Blog Archive for the ‘City and Town Hall Tour’ Category

Casa Grande City Hall

Built in 1921 at a cost of $135,000, a Spanish Colonial structure, affectionately known as “Old Main,” served as the Casa Grande district’s only high school for 76 years, Casa Grande Union High School. The building included a gymnasium, added in 1936, which is the only known adobe gymnasium in the state.  Construction of the adobe structure was done using on-site earth to make 30,000 adobe bricks, and the manufacturing of the gym walls created much-needed jobs in Casa Grande’s deflated economy during the Depression years.

In 1997, the city stepped forward to find a new use for the building when plans were made to move the school to a different site. The structure was rehabilitated with a modern interior while restoring the original exterior with the assistance of a Heritage Fund Grant.  The acquisition, rehabilitation, and adaptive reuse of the high school for a new city hall was completed at the cost of over $4 million.

The building now houses several key city departments, including the city manager’s office, city attorney’s office, the planning and zoning department, and the city clerk’s office. The building originally used for Casa Grande’s City Hall prior to its current site is now utilized as the Casa Grande Main Library.

Patagonia Town Hall

The town hall for the Town of Patagonia is actually the former railroad station! The railroad served in the Town of Patagonia until it was abandoned in 1962. The railroad was abandoned and the rails removed, but the building remained in-tact. Spearheaded by the efforts of the Rotary Club, the railroad right-of-way was conveyed to the town where it serves as a park running through the middle of the town. The station was moved from its original site adjacent to the present location and then connected to the town hall.
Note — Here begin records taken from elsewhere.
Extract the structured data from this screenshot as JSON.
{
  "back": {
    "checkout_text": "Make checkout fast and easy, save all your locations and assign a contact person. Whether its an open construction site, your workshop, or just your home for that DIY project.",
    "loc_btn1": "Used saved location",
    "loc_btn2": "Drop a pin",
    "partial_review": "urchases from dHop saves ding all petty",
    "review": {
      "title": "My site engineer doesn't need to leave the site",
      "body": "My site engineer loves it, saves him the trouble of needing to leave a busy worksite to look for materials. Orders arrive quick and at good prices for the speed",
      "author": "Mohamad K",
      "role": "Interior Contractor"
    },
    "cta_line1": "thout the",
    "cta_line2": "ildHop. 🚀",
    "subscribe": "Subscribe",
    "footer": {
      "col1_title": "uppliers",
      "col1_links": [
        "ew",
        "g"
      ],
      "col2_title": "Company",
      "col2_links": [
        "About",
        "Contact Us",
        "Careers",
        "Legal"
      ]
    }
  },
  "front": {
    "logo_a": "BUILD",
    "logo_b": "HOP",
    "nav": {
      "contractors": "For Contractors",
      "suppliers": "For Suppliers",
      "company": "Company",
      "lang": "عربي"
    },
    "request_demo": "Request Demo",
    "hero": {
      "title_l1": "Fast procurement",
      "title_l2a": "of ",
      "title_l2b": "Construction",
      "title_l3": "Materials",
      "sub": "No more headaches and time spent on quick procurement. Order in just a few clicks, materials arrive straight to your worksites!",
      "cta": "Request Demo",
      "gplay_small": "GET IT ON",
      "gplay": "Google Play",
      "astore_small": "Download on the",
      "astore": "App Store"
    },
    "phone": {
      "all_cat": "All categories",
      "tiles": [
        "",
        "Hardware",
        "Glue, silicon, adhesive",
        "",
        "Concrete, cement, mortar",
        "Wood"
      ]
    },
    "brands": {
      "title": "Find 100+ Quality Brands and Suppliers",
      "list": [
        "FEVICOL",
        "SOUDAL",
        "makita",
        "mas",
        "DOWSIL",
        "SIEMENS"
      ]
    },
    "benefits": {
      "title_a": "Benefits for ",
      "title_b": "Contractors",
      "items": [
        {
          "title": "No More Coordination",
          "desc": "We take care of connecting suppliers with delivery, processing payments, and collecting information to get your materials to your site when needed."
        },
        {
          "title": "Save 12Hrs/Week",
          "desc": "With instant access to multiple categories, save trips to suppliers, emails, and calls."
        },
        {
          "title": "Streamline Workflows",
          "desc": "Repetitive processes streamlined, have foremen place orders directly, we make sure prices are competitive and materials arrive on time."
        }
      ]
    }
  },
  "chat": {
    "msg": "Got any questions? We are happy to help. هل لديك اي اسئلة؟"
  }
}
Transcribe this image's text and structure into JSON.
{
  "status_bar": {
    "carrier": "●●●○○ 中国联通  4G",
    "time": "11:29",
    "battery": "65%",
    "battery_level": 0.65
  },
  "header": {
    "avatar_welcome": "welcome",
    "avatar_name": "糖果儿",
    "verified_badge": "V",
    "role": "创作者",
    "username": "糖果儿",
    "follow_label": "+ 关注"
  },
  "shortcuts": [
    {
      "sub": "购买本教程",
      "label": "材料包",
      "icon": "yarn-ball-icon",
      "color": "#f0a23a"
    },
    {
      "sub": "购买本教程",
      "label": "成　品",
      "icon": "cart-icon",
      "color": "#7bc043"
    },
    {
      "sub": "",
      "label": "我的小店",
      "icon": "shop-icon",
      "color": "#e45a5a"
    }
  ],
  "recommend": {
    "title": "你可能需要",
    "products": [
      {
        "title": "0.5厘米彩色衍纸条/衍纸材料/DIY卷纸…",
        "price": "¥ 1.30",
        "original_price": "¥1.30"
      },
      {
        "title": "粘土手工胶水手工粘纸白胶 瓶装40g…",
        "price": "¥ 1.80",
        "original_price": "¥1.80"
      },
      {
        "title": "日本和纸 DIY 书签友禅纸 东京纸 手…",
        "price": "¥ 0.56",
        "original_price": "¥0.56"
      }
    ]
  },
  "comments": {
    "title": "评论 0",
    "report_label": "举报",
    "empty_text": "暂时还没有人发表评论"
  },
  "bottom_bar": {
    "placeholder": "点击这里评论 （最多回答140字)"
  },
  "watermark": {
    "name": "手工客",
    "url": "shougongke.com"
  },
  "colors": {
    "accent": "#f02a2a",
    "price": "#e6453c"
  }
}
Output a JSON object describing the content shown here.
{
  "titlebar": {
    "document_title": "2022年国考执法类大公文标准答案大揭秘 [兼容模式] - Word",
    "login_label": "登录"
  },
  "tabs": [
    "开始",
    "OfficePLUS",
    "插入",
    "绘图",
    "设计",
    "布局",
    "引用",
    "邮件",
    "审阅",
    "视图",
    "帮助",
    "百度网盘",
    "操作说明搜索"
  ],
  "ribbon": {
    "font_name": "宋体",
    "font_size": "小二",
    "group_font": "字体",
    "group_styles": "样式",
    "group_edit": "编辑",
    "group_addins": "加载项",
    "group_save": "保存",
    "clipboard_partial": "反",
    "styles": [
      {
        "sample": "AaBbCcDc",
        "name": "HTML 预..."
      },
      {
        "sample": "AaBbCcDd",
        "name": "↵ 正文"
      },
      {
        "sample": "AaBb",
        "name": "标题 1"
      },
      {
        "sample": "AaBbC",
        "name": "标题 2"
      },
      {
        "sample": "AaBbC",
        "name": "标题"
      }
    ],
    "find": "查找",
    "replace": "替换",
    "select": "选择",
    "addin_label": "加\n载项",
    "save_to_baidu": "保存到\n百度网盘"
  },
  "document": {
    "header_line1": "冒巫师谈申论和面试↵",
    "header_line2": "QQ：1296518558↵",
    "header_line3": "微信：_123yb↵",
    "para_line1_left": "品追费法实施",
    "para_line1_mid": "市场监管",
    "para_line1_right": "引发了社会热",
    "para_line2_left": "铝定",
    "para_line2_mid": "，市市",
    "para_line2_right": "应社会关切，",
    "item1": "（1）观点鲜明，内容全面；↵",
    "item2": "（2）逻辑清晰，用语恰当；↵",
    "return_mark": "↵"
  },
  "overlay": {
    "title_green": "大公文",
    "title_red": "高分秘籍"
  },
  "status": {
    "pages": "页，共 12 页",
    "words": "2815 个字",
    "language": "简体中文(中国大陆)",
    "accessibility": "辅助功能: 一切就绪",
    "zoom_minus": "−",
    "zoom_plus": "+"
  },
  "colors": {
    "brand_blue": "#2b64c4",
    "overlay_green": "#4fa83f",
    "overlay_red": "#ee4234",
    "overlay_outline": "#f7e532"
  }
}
The New Mexico and Arizona Railroad connected the southern Arizona area to Mexico with the Benson-to-Nogales Railway and passed through Patagonia. Eventually a direct rail line that extended from Tucson to Nogales, Sonora, in addition to a decline in mining activity and population in the area, led to the abandonment of the rail line. The station grounds were donated to the town and made into a town park. The depot was originally sold to a local businessman and the town eventually purchased the building that now serves as the town hall.